In some regional film industries, schedule breaks are not the norm. Even in big budget productions, the shoots are scheduled non-stop for 30 to 40 days. I come from a more streamlined workspace, IT, where both Saturdays and Sundays are off. To me this is madness.
Schedule breaks are a luxury that big budget productions might not be able to afford. While making your debut film with a low budget, not only can you afford breaks, but it is an advantage that you must make use of.
Breaks Add Creativity
In a full scale production each department has its own personnel. While in a low budget film, you and everyone in your team are going to be doing multiple roles simultaneously. For Munnariv, the 10 people on set did everything from acting to lights, sets and costumes. Doing this continuously for a stretch of time is taxing. Doing any kind of work for 12 hours a day continuously for 10 or 12 days is draining.
Your crew might be ready to push themselves for you. But when the body is tired, the brain shuts off. It does not have enough resources to come up with solutions. You are always facing challenges when on set. The creativity with which you solve those challenges is the creativity you see on screen. (If you did your job properly in preproduction, then a lot of it would have been made earlier, when you had time to think and decided clearly.)
Breaks Reduce Expenses
Besides giving you the time to recharge, breaks give you time to analyse what you have made so far. If you are yourself the editor, or if you have someone editing, during the breaks you can quickly put together an assembly cut and ‘see’ what you have shot, as opposed to the film in your head.
For long production, the director gets to see what he/she has shot only after the production has wrapped. Even when there are spot editors, or an editor editing in parallel. In case they missed something, or if in the edit they feel that an additional pickup shot can enhance the story, then they have to reassemble the whole team and plan a reshoot.
“Taking breaks is a luxury that even big budget productions can’t afford, but you can. Use it well.”
At times one additional shot of an actor looking this way or that way can make the edit flow smoother. It can keep the audience engaged. Though there are always ways to work around something, when you know this while you are in production, it is a simple matter to capture this. It is no extra effort for anyone.
Greasing The Engine
Besides missed shot, there are always other problems coming up during production. There could be problems with an actor’s availability, a location might have fallen off at the last minute, you might have missed a scene and so on.
When the production is running it is like a train at full speed. Halting at a station lets you check in on the brakes, the engines, the wheels. A throwaway act like greasing a joint might not seem like much. But if such corrections are not done on time, the whole train can get derailed.
“Remember, a finished product is better than no product.”

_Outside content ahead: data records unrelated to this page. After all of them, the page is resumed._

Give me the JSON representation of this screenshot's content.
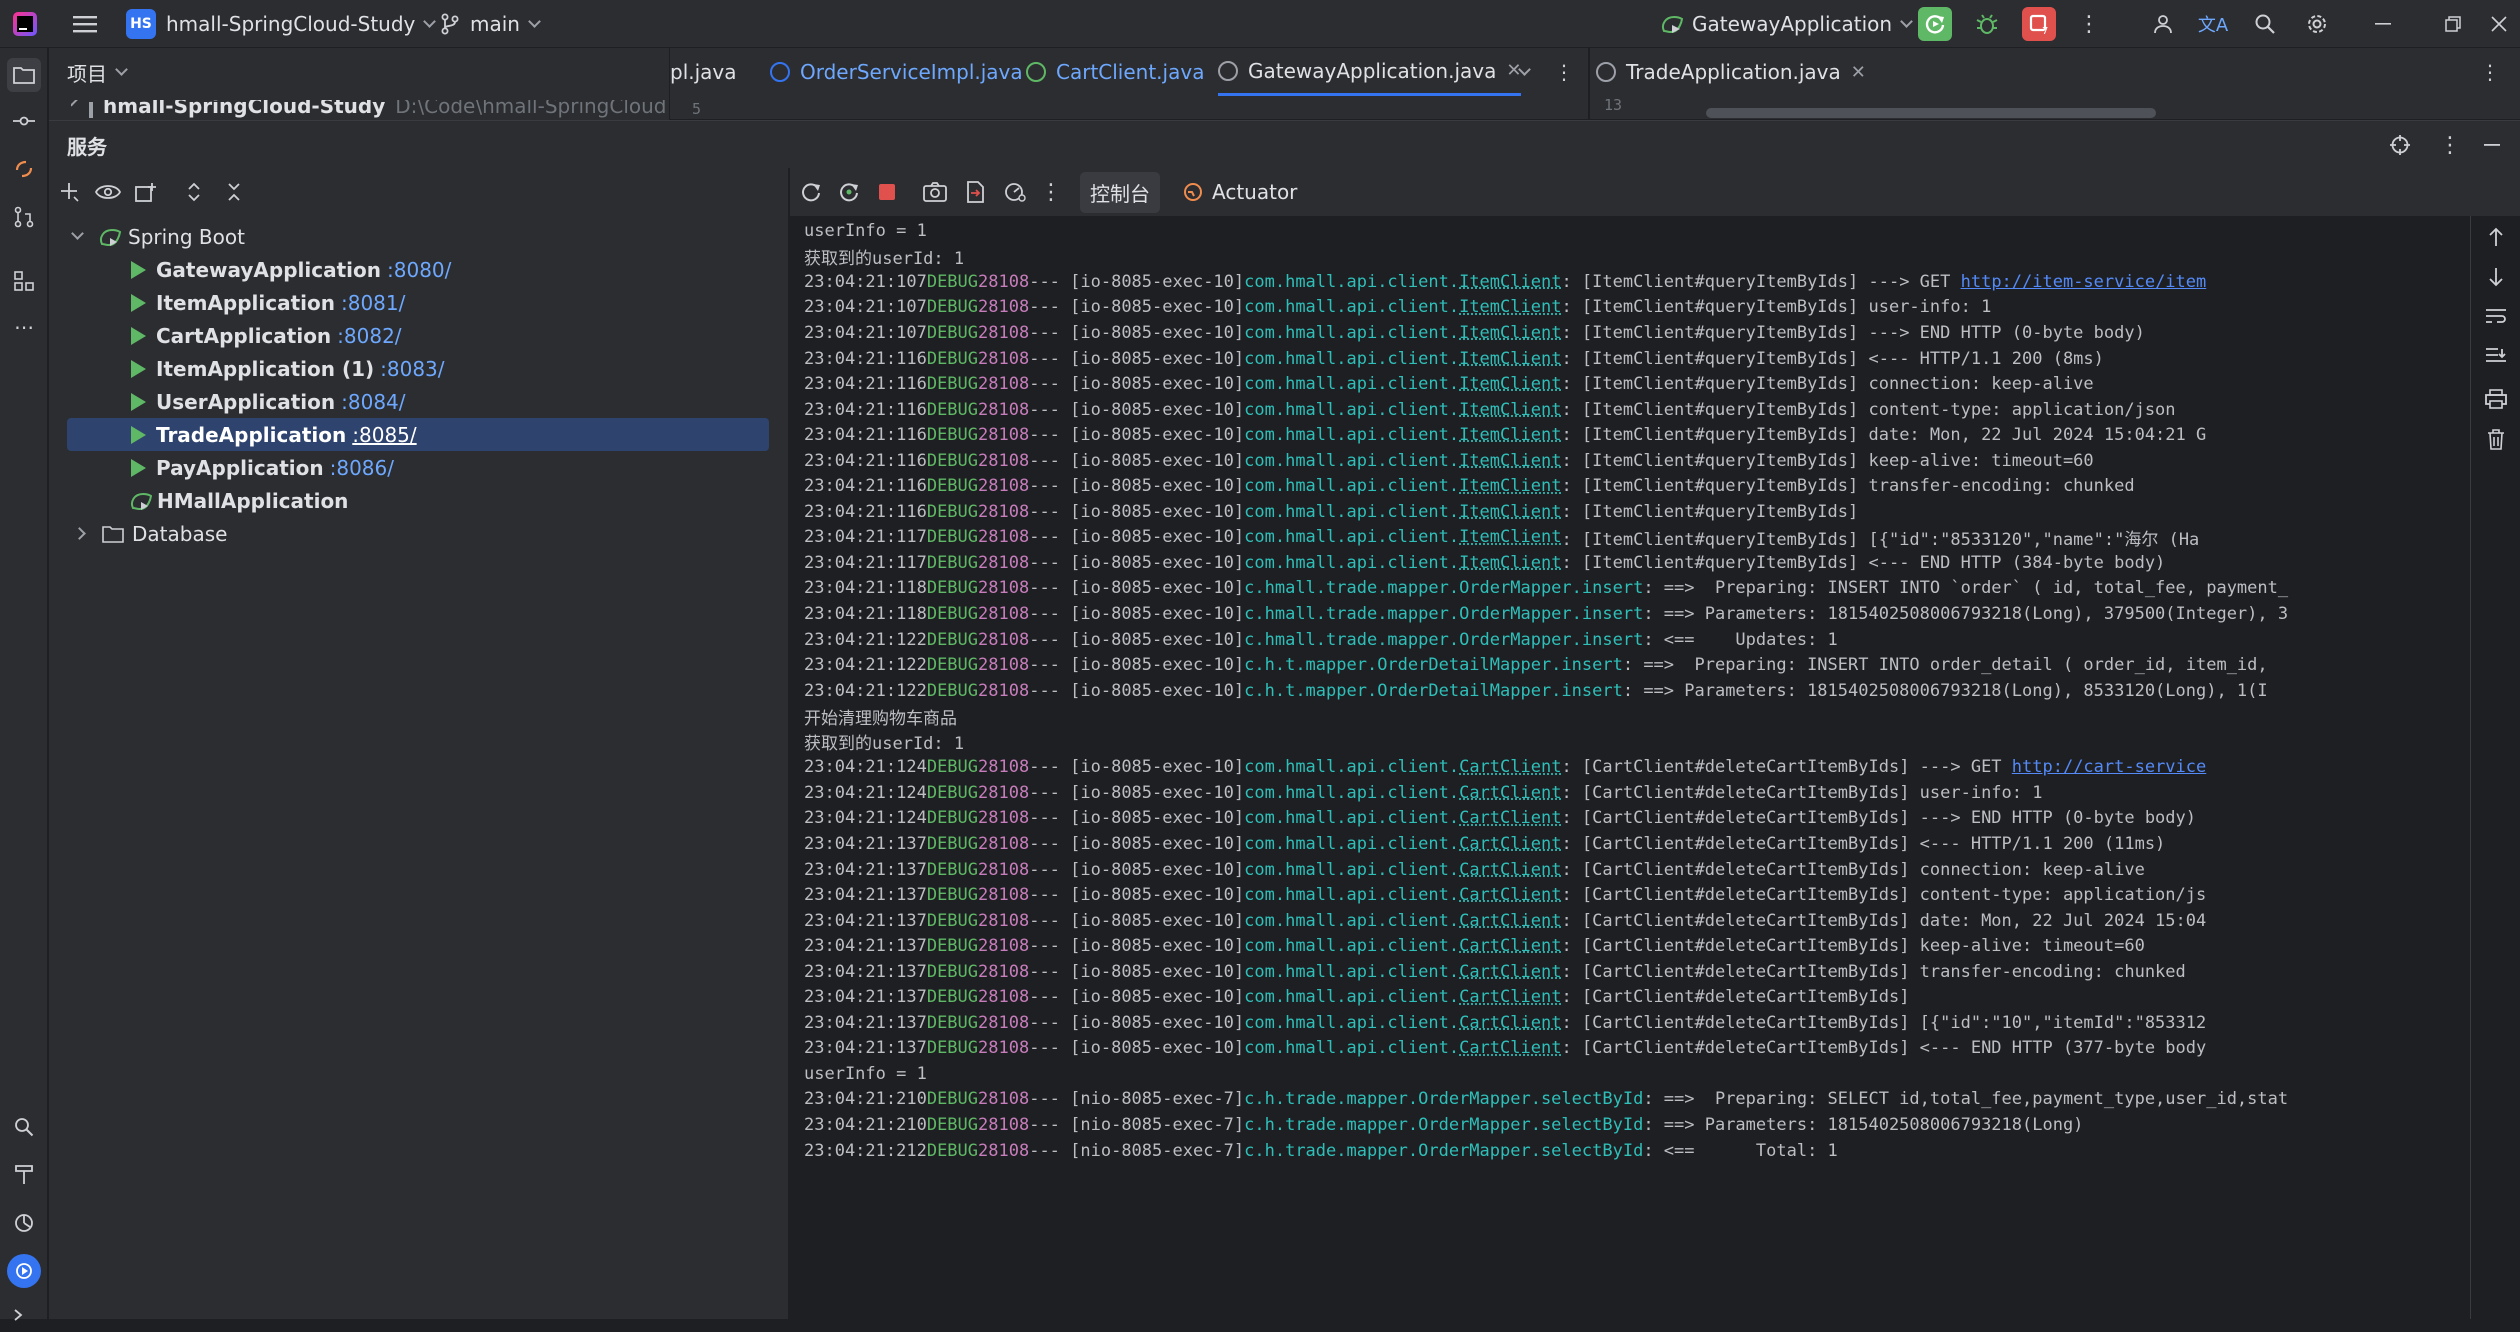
{
  "titlebar": {
    "project_badge": "HS",
    "project_name": "hmall-SpringCloud-Study",
    "branch": "main",
    "run_config": "GatewayApplication",
    "icons": [
      "app-logo-icon",
      "hamburger-menu-icon",
      "branch-icon",
      "run-config-icon",
      "rerun-icon",
      "debug-icon",
      "stop-icon",
      "more-icon",
      "user-icon",
      "translate-icon",
      "search-icon",
      "settings-icon",
      "minimize-icon",
      "restore-icon",
      "close-icon"
    ]
  },
  "project_panel": {
    "title": "项目",
    "root_label": "hmall-SpringCloud-Study",
    "root_path": "D:\\Code\\hmall-SpringCloud-St"
  },
  "editor_tabs": [
    {
      "label": "pl.java"
    },
    {
      "label": "OrderServiceImpl.java"
    },
    {
      "label": "CartClient.java"
    },
    {
      "label": "GatewayApplication.java"
    }
  ],
  "editor_tabs_right": [
    {
      "label": "TradeApplication.java"
    }
  ],
  "editor_line_left": "5",
  "editor_line_right": "13",
  "services": {
    "title": "服务",
    "console_tab": "控制台",
    "actuator_tab": "Actuator",
    "tree": {
      "group": "Spring Boot",
      "apps": [
        {
          "name": "GatewayApplication",
          "port": ":8080/"
        },
        {
          "name": "ItemApplication",
          "port": ":8081/"
        },
        {
          "name": "CartApplication",
          "port": ":8082/"
        },
        {
          "name": "ItemApplication (1)",
          "port": ":8083/"
        },
        {
          "name": "UserApplication",
          "port": ":8084/"
        },
        {
          "name": "TradeApplication",
          "port": ":8085/"
        },
        {
          "name": "PayApplication",
          "port": ":8086/"
        },
        {
          "name": "HMallApplication",
          "port": ""
        }
      ],
      "database": "Database"
    }
  },
  "console": {
    "lines": [
      {
        "plain": "userInfo = 1"
      },
      {
        "plain": "获取到的userId: 1"
      },
      {
        "t": "23:04:21:107",
        "lvl": "DEBUG",
        "pid": "28108",
        "thr": "--- [io-8085-exec-10]",
        "cls": "com.hmall.api.client.",
        "clsu": "ItemClient",
        "pad": "         ",
        "msg": ": [ItemClient#queryItemByIds] ---> GET ",
        "url": "http://item-service/item"
      },
      {
        "t": "23:04:21:107",
        "lvl": "DEBUG",
        "pid": "28108",
        "thr": "--- [io-8085-exec-10]",
        "cls": "com.hmall.api.client.",
        "clsu": "ItemClient",
        "pad": "         ",
        "msg": ": [ItemClient#queryItemByIds] user-info: 1"
      },
      {
        "t": "23:04:21:107",
        "lvl": "DEBUG",
        "pid": "28108",
        "thr": "--- [io-8085-exec-10]",
        "cls": "com.hmall.api.client.",
        "clsu": "ItemClient",
        "pad": "         ",
        "msg": ": [ItemClient#queryItemByIds] ---> END HTTP (0-byte body)"
      },
      {
        "t": "23:04:21:116",
        "lvl": "DEBUG",
        "pid": "28108",
        "thr": "--- [io-8085-exec-10]",
        "cls": "com.hmall.api.client.",
        "clsu": "ItemClient",
        "pad": "         ",
        "msg": ": [ItemClient#queryItemByIds] <--- HTTP/1.1 200 (8ms)"
      },
      {
        "t": "23:04:21:116",
        "lvl": "DEBUG",
        "pid": "28108",
        "thr": "--- [io-8085-exec-10]",
        "cls": "com.hmall.api.client.",
        "clsu": "ItemClient",
        "pad": "         ",
        "msg": ": [ItemClient#queryItemByIds] connection: keep-alive"
      },
      {
        "t": "23:04:21:116",
        "lvl": "DEBUG",
        "pid": "28108",
        "thr": "--- [io-8085-exec-10]",
        "cls": "com.hmall.api.client.",
        "clsu": "ItemClient",
        "pad": "         ",
        "msg": ": [ItemClient#queryItemByIds] content-type: application/json"
      },
      {
        "t": "23:04:21:116",
        "lvl": "DEBUG",
        "pid": "28108",
        "thr": "--- [io-8085-exec-10]",
        "cls": "com.hmall.api.client.",
        "clsu": "ItemClient",
        "pad": "         ",
        "msg": ": [ItemClient#queryItemByIds] date: Mon, 22 Jul 2024 15:04:21 G"
      },
      {
        "t": "23:04:21:116",
        "lvl": "DEBUG",
        "pid": "28108",
        "thr": "--- [io-8085-exec-10]",
        "cls": "com.hmall.api.client.",
        "clsu": "ItemClient",
        "pad": "         ",
        "msg": ": [ItemClient#queryItemByIds] keep-alive: timeout=60"
      },
      {
        "t": "23:04:21:116",
        "lvl": "DEBUG",
        "pid": "28108",
        "thr": "--- [io-8085-exec-10]",
        "cls": "com.hmall.api.client.",
        "clsu": "ItemClient",
        "pad": "         ",
        "msg": ": [ItemClient#queryItemByIds] transfer-encoding: chunked"
      },
      {
        "t": "23:04:21:116",
        "lvl": "DEBUG",
        "pid": "28108",
        "thr": "--- [io-8085-exec-10]",
        "cls": "com.hmall.api.client.",
        "clsu": "ItemClient",
        "pad": "         ",
        "msg": ": [ItemClient#queryItemByIds]"
      },
      {
        "t": "23:04:21:117",
        "lvl": "DEBUG",
        "pid": "28108",
        "thr": "--- [io-8085-exec-10]",
        "cls": "com.hmall.api.client.",
        "clsu": "ItemClient",
        "pad": "         ",
        "msg": ": [ItemClient#queryItemByIds] [{\"id\":\"8533120\",\"name\":\"海尔 (Ha"
      },
      {
        "t": "23:04:21:117",
        "lvl": "DEBUG",
        "pid": "28108",
        "thr": "--- [io-8085-exec-10]",
        "cls": "com.hmall.api.client.",
        "clsu": "ItemClient",
        "pad": "         ",
        "msg": ": [ItemClient#queryItemByIds] <--- END HTTP (384-byte body)"
      },
      {
        "t": "23:04:21:118",
        "lvl": "DEBUG",
        "pid": "28108",
        "thr": "--- [io-8085-exec-10]",
        "cls": "c.hmall.trade.mapper.OrderMapper.insert",
        "clsu": "",
        "pad": "  ",
        "msg": ": ==>  Preparing: INSERT INTO `order` ( id, total_fee, payment_"
      },
      {
        "t": "23:04:21:118",
        "lvl": "DEBUG",
        "pid": "28108",
        "thr": "--- [io-8085-exec-10]",
        "cls": "c.hmall.trade.mapper.OrderMapper.insert",
        "clsu": "",
        "pad": "  ",
        "msg": ": ==> Parameters: 1815402508006793218(Long), 379500(Integer), 3"
      },
      {
        "t": "23:04:21:122",
        "lvl": "DEBUG",
        "pid": "28108",
        "thr": "--- [io-8085-exec-10]",
        "cls": "c.hmall.trade.mapper.OrderMapper.insert",
        "clsu": "",
        "pad": "  ",
        "msg": ": <==    Updates: 1"
      },
      {
        "t": "23:04:21:122",
        "lvl": "DEBUG",
        "pid": "28108",
        "thr": "--- [io-8085-exec-10]",
        "cls": "c.h.t.mapper.OrderDetailMapper.insert",
        "clsu": "",
        "pad": "    ",
        "msg": ": ==>  Preparing: INSERT INTO order_detail ( order_id, item_id,"
      },
      {
        "t": "23:04:21:122",
        "lvl": "DEBUG",
        "pid": "28108",
        "thr": "--- [io-8085-exec-10]",
        "cls": "c.h.t.mapper.OrderDetailMapper.insert",
        "clsu": "",
        "pad": "    ",
        "msg": ": ==> Parameters: 1815402508006793218(Long), 8533120(Long), 1(I"
      },
      {
        "plain": "开始清理购物车商品"
      },
      {
        "plain": "获取到的userId: 1"
      },
      {
        "t": "23:04:21:124",
        "lvl": "DEBUG",
        "pid": "28108",
        "thr": "--- [io-8085-exec-10]",
        "cls": "com.hmall.api.client.",
        "clsu": "CartClient",
        "pad": "         ",
        "msg": ": [CartClient#deleteCartItemByIds] ---> GET ",
        "url": "http://cart-service"
      },
      {
        "t": "23:04:21:124",
        "lvl": "DEBUG",
        "pid": "28108",
        "thr": "--- [io-8085-exec-10]",
        "cls": "com.hmall.api.client.",
        "clsu": "CartClient",
        "pad": "         ",
        "msg": ": [CartClient#deleteCartItemByIds] user-info: 1"
      },
      {
        "t": "23:04:21:124",
        "lvl": "DEBUG",
        "pid": "28108",
        "thr": "--- [io-8085-exec-10]",
        "cls": "com.hmall.api.client.",
        "clsu": "CartClient",
        "pad": "         ",
        "msg": ": [CartClient#deleteCartItemByIds] ---> END HTTP (0-byte body)"
      },
      {
        "t": "23:04:21:137",
        "lvl": "DEBUG",
        "pid": "28108",
        "thr": "--- [io-8085-exec-10]",
        "cls": "com.hmall.api.client.",
        "clsu": "CartClient",
        "pad": "         ",
        "msg": ": [CartClient#deleteCartItemByIds] <--- HTTP/1.1 200 (11ms)"
      },
      {
        "t": "23:04:21:137",
        "lvl": "DEBUG",
        "pid": "28108",
        "thr": "--- [io-8085-exec-10]",
        "cls": "com.hmall.api.client.",
        "clsu": "CartClient",
        "pad": "         ",
        "msg": ": [CartClient#deleteCartItemByIds] connection: keep-alive"
      },
      {
        "t": "23:04:21:137",
        "lvl": "DEBUG",
        "pid": "28108",
        "thr": "--- [io-8085-exec-10]",
        "cls": "com.hmall.api.client.",
        "clsu": "CartClient",
        "pad": "         ",
        "msg": ": [CartClient#deleteCartItemByIds] content-type: application/js"
      },
      {
        "t": "23:04:21:137",
        "lvl": "DEBUG",
        "pid": "28108",
        "thr": "--- [io-8085-exec-10]",
        "cls": "com.hmall.api.client.",
        "clsu": "CartClient",
        "pad": "         ",
        "msg": ": [CartClient#deleteCartItemByIds] date: Mon, 22 Jul 2024 15:04"
      },
      {
        "t": "23:04:21:137",
        "lvl": "DEBUG",
        "pid": "28108",
        "thr": "--- [io-8085-exec-10]",
        "cls": "com.hmall.api.client.",
        "clsu": "CartClient",
        "pad": "         ",
        "msg": ": [CartClient#deleteCartItemByIds] keep-alive: timeout=60"
      },
      {
        "t": "23:04:21:137",
        "lvl": "DEBUG",
        "pid": "28108",
        "thr": "--- [io-8085-exec-10]",
        "cls": "com.hmall.api.client.",
        "clsu": "CartClient",
        "pad": "         ",
        "msg": ": [CartClient#deleteCartItemByIds] transfer-encoding: chunked"
      },
      {
        "t": "23:04:21:137",
        "lvl": "DEBUG",
        "pid": "28108",
        "thr": "--- [io-8085-exec-10]",
        "cls": "com.hmall.api.client.",
        "clsu": "CartClient",
        "pad": "         ",
        "msg": ": [CartClient#deleteCartItemByIds]"
      },
      {
        "t": "23:04:21:137",
        "lvl": "DEBUG",
        "pid": "28108",
        "thr": "--- [io-8085-exec-10]",
        "cls": "com.hmall.api.client.",
        "clsu": "CartClient",
        "pad": "         ",
        "msg": ": [CartClient#deleteCartItemByIds] [{\"id\":\"10\",\"itemId\":\"853312"
      },
      {
        "t": "23:04:21:137",
        "lvl": "DEBUG",
        "pid": "28108",
        "thr": "--- [io-8085-exec-10]",
        "cls": "com.hmall.api.client.",
        "clsu": "CartClient",
        "pad": "         ",
        "msg": ": [CartClient#deleteCartItemByIds] <--- END HTTP (377-byte body"
      },
      {
        "plain": "userInfo = 1"
      },
      {
        "t": "23:04:21:210",
        "lvl": "DEBUG",
        "pid": "28108",
        "thr": "--- [nio-8085-exec-7]",
        "cls": "c.h.trade.mapper.OrderMapper.selectById",
        "clsu": "",
        "pad": "  ",
        "msg": ": ==>  Preparing: SELECT id,total_fee,payment_type,user_id,stat"
      },
      {
        "t": "23:04:21:210",
        "lvl": "DEBUG",
        "pid": "28108",
        "thr": "--- [nio-8085-exec-7]",
        "cls": "c.h.trade.mapper.OrderMapper.selectById",
        "clsu": "",
        "pad": "  ",
        "msg": ": ==> Parameters: 1815402508006793218(Long)"
      },
      {
        "t": "23:04:21:212",
        "lvl": "DEBUG",
        "pid": "28108",
        "thr": "--- [nio-8085-exec-7]",
        "cls": "c.h.trade.mapper.OrderMapper.selectById",
        "clsu": "",
        "pad": "  ",
        "msg": ": <==      Total: 1"
      }
    ]
  },
  "colors": {
    "accent": "#3574f0",
    "debug": "#5fb865",
    "pid": "#c77dbb",
    "logger": "#2fbfb9",
    "link": "#548af7",
    "selection": "#2e436e",
    "stop": "#e0514d"
  }
}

You might have to recast an actor, replace a torn dress, reschedule and so on. Breaks give you time to regroup and solve issues; to take a breather from the rolling high speed train and think clearly. Other problems will rise again as the schedule restarts. You know you can tackle them when you have breaks planned in advance.
Even if it is just a two days break, it lets you rest, solve problems, and gets you ready to be back on set. Do you agree?